This, like many clichés, so lame and unexciting on the surface, actually expresses a great and terrible truth. It is not the least bit coincidental that adults who commit suicide with firearms almost always shoot themselves in: the head. They shoot the terrible master. And the truth is that most of these suicides are actually dead long before they pull the trigger.
And I submit that this is what the real, no-bullshit value of your liberal arts education is supposed to be about: how to keep from going through your comfortable, prosperous, respectable adult life dead, unconscious, a slave to your head and to your natural default setting of being uniquely, completely, imperially alone day in and day out.”
“An idea is nothing more nor less than a new combination of old elements [and] the capacity to bring old elements into new combinations depends largely on the ability to see relationships. The habit of mind which leads to a search for relationships between facts becomes of the highest importance in the production of ideas.”
Yes, we are all related. You are a (probably distant) cousin of the Queen, and of the president of the United States, and of me. You and I are cousins of each other. … The real population of the world at the time of Julius Caesar was only a few million, and all of us, all seven billion of us, are descended from them. We are indeed all related. Every marriage is between more or less distant cousins, who already share lots and lots of ancestors before they have children of their own.

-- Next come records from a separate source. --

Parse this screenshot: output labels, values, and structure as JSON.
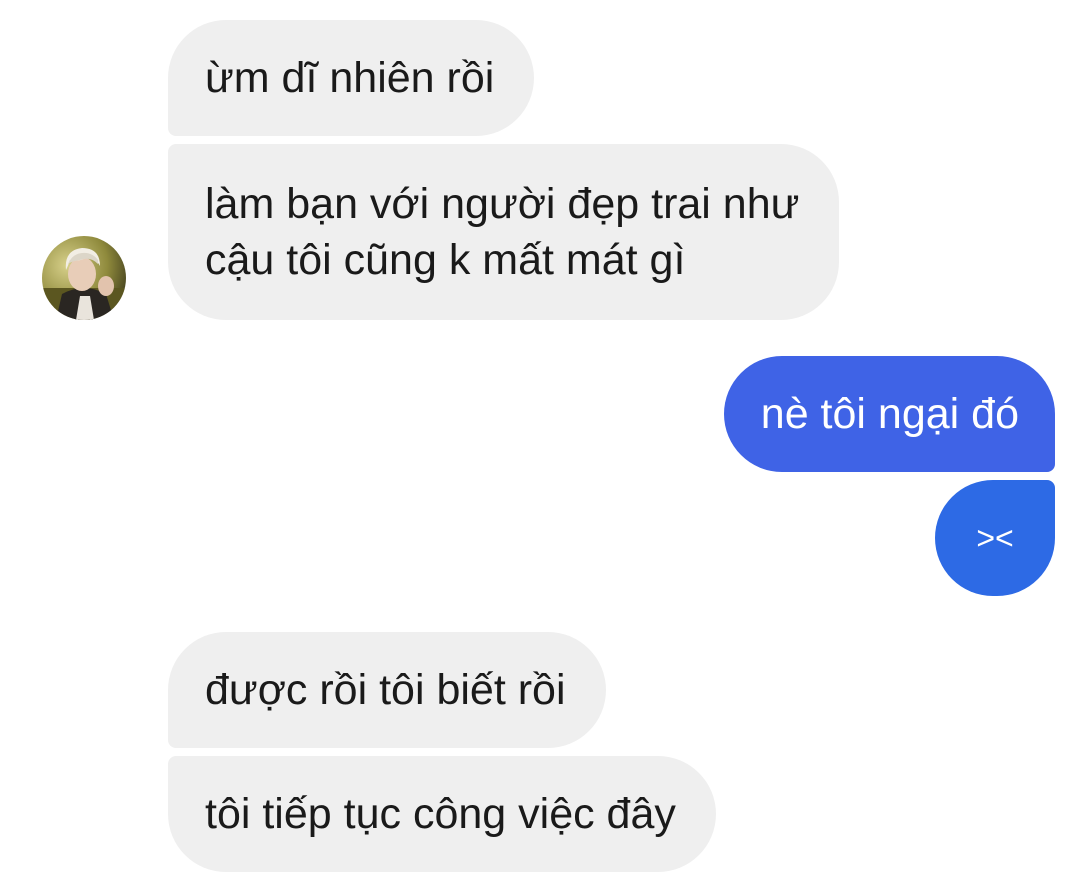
{
  "conversation": {
    "messages": [
      {
        "direction": "incoming",
        "lines": [
          "ừm dĩ nhiên rồi"
        ]
      },
      {
        "direction": "incoming",
        "lines": [
          "làm bạn với người đẹp trai như",
          "cậu tôi cũng k mất mát gì"
        ]
      },
      {
        "direction": "outgoing",
        "lines": [
          "nè tôi ngại đó"
        ]
      },
      {
        "direction": "outgoing",
        "lines": [
          "><"
        ]
      },
      {
        "direction": "incoming",
        "lines": [
          "được rồi tôi biết rồi"
        ]
      },
      {
        "direction": "incoming",
        "lines": [
          "tôi tiếp tục công việc đây"
        ]
      }
    ],
    "contact_avatar_icon": "contact-avatar-photo"
  },
  "colors": {
    "incoming_bubble": "#efefef",
    "outgoing_bubble_top": "#3f63e6",
    "outgoing_bubble_bottom": "#2d6ae5",
    "incoming_text": "#1a1a1a",
    "outgoing_text": "#ffffff"
  }
}
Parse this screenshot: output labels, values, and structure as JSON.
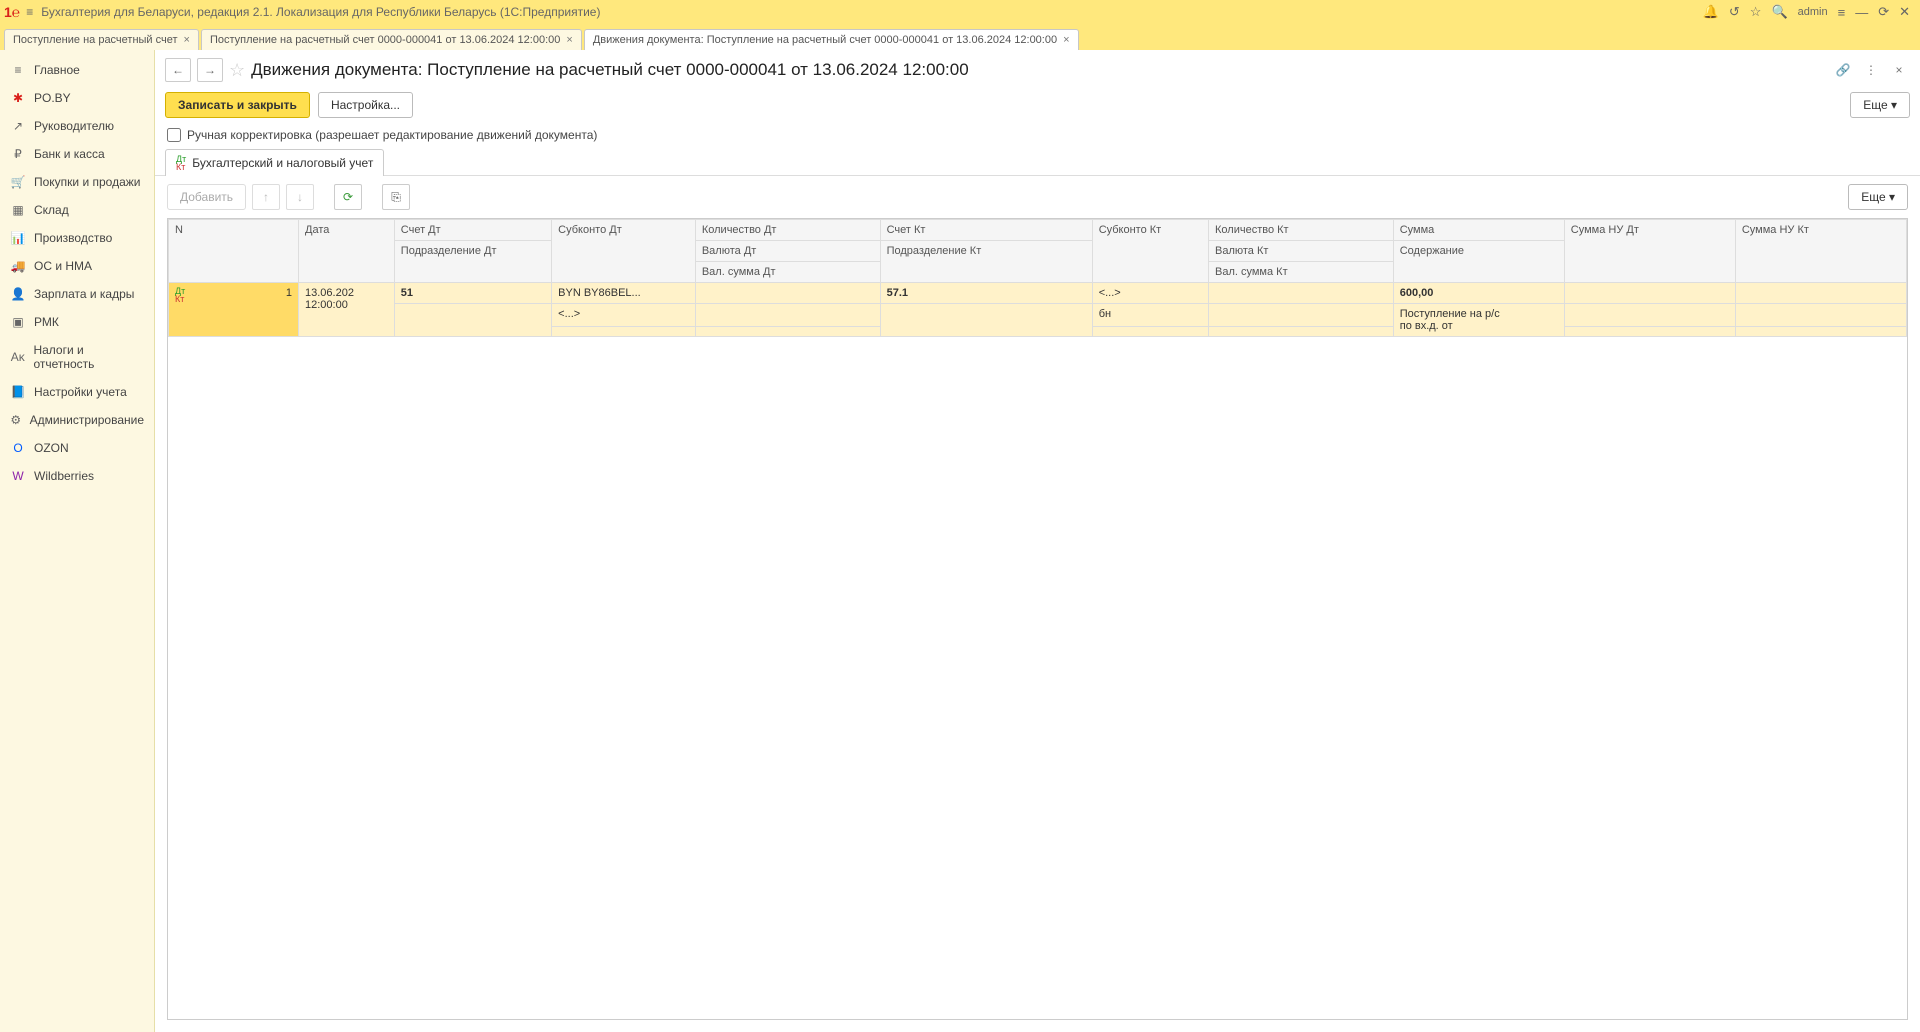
{
  "title_bar": {
    "app_title": "Бухгалтерия для Беларуси, редакция 2.1. Локализация для Республики Беларусь   (1С:Предприятие)",
    "user": "admin"
  },
  "doc_tabs": [
    {
      "label": "Поступление на расчетный счет",
      "active": false
    },
    {
      "label": "Поступление на расчетный счет 0000-000041 от 13.06.2024 12:00:00",
      "active": false
    },
    {
      "label": "Движения документа: Поступление на расчетный счет 0000-000041 от 13.06.2024 12:00:00",
      "active": true
    }
  ],
  "sidebar": {
    "items": [
      {
        "icon": "≡",
        "label": "Главное"
      },
      {
        "icon": "✱",
        "label": "PO.BY",
        "color": "#d9201a"
      },
      {
        "icon": "↗",
        "label": "Руководителю"
      },
      {
        "icon": "₽",
        "label": "Банк и касса"
      },
      {
        "icon": "🛒",
        "label": "Покупки и продажи"
      },
      {
        "icon": "▦",
        "label": "Склад"
      },
      {
        "icon": "📊",
        "label": "Производство"
      },
      {
        "icon": "🚚",
        "label": "ОС и НМА"
      },
      {
        "icon": "👤",
        "label": "Зарплата и кадры"
      },
      {
        "icon": "▣",
        "label": "РМК"
      },
      {
        "icon": "Аᴋ",
        "label": "Налоги и отчетность"
      },
      {
        "icon": "📘",
        "label": "Настройки учета"
      },
      {
        "icon": "⚙",
        "label": "Администрирование"
      },
      {
        "icon": "O",
        "label": "OZON",
        "color": "#005bff"
      },
      {
        "icon": "W",
        "label": "Wildberries",
        "color": "#8e24aa"
      }
    ]
  },
  "page": {
    "title": "Движения документа: Поступление на расчетный счет 0000-000041 от 13.06.2024 12:00:00",
    "btn_save_close": "Записать и закрыть",
    "btn_settings": "Настройка...",
    "btn_more": "Еще",
    "manual_edit_label": "Ручная корректировка (разрешает редактирование движений документа)",
    "inner_tab": "Бухгалтерский и налоговый учет",
    "btn_add": "Добавить"
  },
  "grid": {
    "headers": {
      "n": "N",
      "date": "Дата",
      "acc_dt": "Счет Дт",
      "sub_dt": "Субконто Дт",
      "qty_dt": "Количество Дт",
      "acc_kt": "Счет Кт",
      "sub_kt": "Субконто Кт",
      "qty_kt": "Количество Кт",
      "sum": "Сумма",
      "sum_nu_dt": "Сумма НУ Дт",
      "sum_nu_kt": "Сумма НУ Кт",
      "dept_dt": "Подразделение Дт",
      "cur_dt": "Валюта Дт",
      "valsum_dt": "Вал. сумма Дт",
      "dept_kt": "Подразделение Кт",
      "cur_kt": "Валюта Кт",
      "valsum_kt": "Вал. сумма Кт",
      "content": "Содержание"
    },
    "row": {
      "n": "1",
      "date_l1": "13.06.202",
      "date_l2": "12:00:00",
      "acc_dt": "51",
      "sub_dt": "BYN BY86BEL...",
      "acc_kt": "57.1",
      "sub_kt": "<...>",
      "cur_kt": "бн",
      "sum": "600,00",
      "content_l1": "Поступление на р/с",
      "content_l2": "по вх.д. от",
      "sub_dt2": "<...>"
    }
  }
}
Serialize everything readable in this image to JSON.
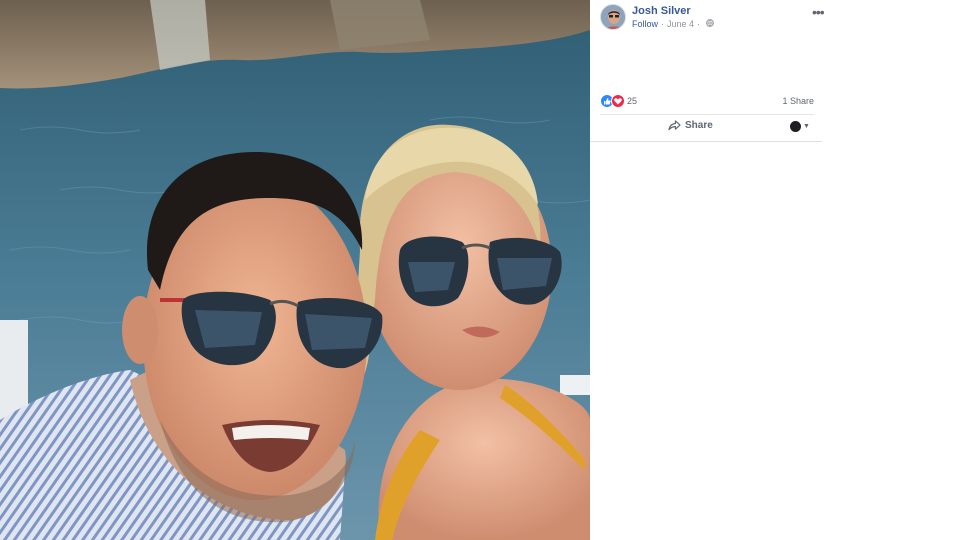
{
  "post": {
    "author": "Josh Silver",
    "follow_label": "Follow",
    "date": "June 4",
    "separator": "·",
    "privacy_icon": "globe-icon",
    "more_icon": "more-options-icon",
    "more_glyph": "•••"
  },
  "reactions": {
    "icons": [
      "like-reaction-icon",
      "love-reaction-icon"
    ],
    "count": "25",
    "shares": "1 Share",
    "colors": {
      "like": "#2d88ff",
      "love": "#f0284a"
    }
  },
  "actions": {
    "share_label": "Share",
    "share_icon": "share-arrow-icon",
    "audience_icon": "page-avatar-icon",
    "audience_caret": "▼"
  },
  "photo": {
    "description_icon": "selfie-photo",
    "colors": {
      "water": "#3d6f8c",
      "rocks": "#8a7a66",
      "skin": "#d79b7e",
      "shirt": "#a9b9d6",
      "swimsuit": "#e0a12a"
    }
  },
  "colors": {
    "link": "#385898",
    "meta": "#90949c",
    "text": "#606770"
  }
}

By the same kind of argument, we are distant cousins not only of all human beings but of all animals and plants. You are a cousin of my dog and of the lettuce you had for lunch, and of the next bird that you see fly past the window. You and I share ancestors with all of them.”